There was no firm evidence for this, and few commentators on TV and in print seemed to notice that the same few disgruntled Hillary delegates appeared on all of the shows. Still, Obama's possible defeat because of the possible defections was widely predicted.

John McCain and his people, though, bought this analysis. And Sarah Palin rose to the top of their VP list. They saw an opening—which really wasn't there—and went completely overboard. Not only did a woman VP suddenly look like a great idea, but a folksy one would have extra appeal to the Hillary primary voters so hyped by the media. Writing in the New York Times, Kate Zernike noted that Democratic women could well flock toward Palin: "Palin's selection unleashes gender as a live issue again, just when Democrats thought they had it under control."

But this mass defection would never happen. Instead, preposterous media coverage of the unhappy Hillaryites apparently had caused McCain to select as his running mate someone who would eventually lessen his chances of victory.

Nothing was more embarrassing for the TV and cable pundits during the fall campaign than the fact that their scoring of the three presidential debates and the single VP debate were regularly undermined by the verdicts of focus groups and instant (scientific) polls. Time and again, most pundits scored a debate even or nearly so, only to discover that in each case the Democrat was overwhelmingly pronounced the victor by voters who watched.

Following the conclusion of each of the four debates, the McCain-Palin "bounce" would last barely 30 minutes—until the focus group/poll results came in. Give the major media outfits credit for this corrective innovation.

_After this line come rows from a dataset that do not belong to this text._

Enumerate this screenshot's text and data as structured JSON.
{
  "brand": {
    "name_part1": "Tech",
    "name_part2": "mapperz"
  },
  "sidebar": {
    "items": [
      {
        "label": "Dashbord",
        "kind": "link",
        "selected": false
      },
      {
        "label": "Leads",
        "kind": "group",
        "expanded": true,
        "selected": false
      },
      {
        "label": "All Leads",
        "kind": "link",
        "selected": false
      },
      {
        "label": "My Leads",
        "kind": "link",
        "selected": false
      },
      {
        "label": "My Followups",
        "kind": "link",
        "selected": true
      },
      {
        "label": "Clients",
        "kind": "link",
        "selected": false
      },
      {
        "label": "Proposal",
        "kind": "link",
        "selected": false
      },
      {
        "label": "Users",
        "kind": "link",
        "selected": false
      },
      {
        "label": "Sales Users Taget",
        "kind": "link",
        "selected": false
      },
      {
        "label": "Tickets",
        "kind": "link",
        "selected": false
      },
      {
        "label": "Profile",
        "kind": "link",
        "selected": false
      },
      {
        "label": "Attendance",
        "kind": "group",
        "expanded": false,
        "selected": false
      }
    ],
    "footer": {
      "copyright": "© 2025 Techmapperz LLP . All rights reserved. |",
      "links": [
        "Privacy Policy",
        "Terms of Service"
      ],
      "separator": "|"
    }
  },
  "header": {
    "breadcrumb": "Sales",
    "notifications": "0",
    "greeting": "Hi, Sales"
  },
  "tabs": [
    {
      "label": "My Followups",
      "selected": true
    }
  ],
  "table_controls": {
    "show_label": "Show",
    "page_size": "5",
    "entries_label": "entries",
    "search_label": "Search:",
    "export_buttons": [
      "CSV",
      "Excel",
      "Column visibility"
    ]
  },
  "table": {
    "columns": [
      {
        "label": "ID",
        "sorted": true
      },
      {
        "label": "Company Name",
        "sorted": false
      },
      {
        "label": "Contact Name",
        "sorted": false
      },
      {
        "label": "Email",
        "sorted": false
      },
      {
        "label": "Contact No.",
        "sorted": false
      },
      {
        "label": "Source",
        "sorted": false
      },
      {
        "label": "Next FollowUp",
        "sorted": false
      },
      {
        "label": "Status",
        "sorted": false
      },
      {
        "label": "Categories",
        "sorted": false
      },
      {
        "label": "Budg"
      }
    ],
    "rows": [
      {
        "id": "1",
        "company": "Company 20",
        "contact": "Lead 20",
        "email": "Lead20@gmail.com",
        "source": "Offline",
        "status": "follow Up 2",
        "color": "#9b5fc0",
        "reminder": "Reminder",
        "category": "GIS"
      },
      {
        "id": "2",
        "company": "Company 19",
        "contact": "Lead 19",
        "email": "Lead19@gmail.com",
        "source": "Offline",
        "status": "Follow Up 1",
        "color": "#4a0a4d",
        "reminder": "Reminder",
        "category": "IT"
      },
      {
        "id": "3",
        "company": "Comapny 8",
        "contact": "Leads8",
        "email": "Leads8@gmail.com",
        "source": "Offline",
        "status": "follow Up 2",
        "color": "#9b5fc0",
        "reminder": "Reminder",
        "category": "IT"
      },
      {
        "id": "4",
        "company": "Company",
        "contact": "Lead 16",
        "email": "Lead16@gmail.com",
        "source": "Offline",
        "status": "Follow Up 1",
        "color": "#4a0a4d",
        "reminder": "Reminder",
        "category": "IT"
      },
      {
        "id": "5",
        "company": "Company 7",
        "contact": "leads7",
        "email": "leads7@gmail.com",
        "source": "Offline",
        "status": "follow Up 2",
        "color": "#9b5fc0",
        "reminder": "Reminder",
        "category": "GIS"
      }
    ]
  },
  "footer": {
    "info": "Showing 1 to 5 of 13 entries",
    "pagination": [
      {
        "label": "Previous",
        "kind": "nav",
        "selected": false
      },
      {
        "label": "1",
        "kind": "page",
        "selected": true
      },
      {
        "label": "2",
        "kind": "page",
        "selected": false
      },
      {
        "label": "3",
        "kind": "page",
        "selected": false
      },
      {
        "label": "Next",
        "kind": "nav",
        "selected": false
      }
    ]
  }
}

Without such polls and focus groups, McCain would have been awarded the "Big Mo" or at least the "Slow Mo" by out-of-touch pundits.

During the debate between Sarah Palin and Joe Biden, many commentators lowered the bar for the Alaska governor. David Brooks blurted out at a panel discussion in New York City that Palin was unqualified for her post. He would not say so, though, in his column. Rich Lowry of The National Review admitted on the magazine's website that he "sat up a little straighter" on his sofa, aroused by Palin's smile and wink—and claimed that he saw "starbursts." Other pundits jumped on Joe Biden for referring to people in Bosnia as "Bosniaks." Turned out he was correct. And at the first Obama/McCain debate, Tom Brokaw noted that he had received tens of thousands of questions donated by voters—and then he asked the candidates some of the most obvious ones of the entire campaign.

In the final days of the campaign, there were too many media infractions to count or cover: from the sensational coverage of the young woman who supported McCain who was supposedly mugged and "branded" by an Obama backer (a hoax) to the revival of the William Ayers issue. But one moment was memorable.

William Kristol appeared once again on The Daily Show, where host Jon Stewart periodically would ask (rhetorically), "Oh, Bill Kristol, aren't you ever right?" This night, Kristol, in character, predicted a McCain win. When Stewart acted doubtful, Kristol dismissed Stewart for depending on conventional media sources: "You're reading the New York Times too much." Stewart replied, "Bill, you work for the New York Times!" Later, Stewart got Kristol to say that Obama was not a radical and would probably be a "conventional president" likely to disappoint the left. Stewart then asked, why are you and McCain calling him a dangerous radical if you don't mean it?

It was a question that could have been asked of many others in the media.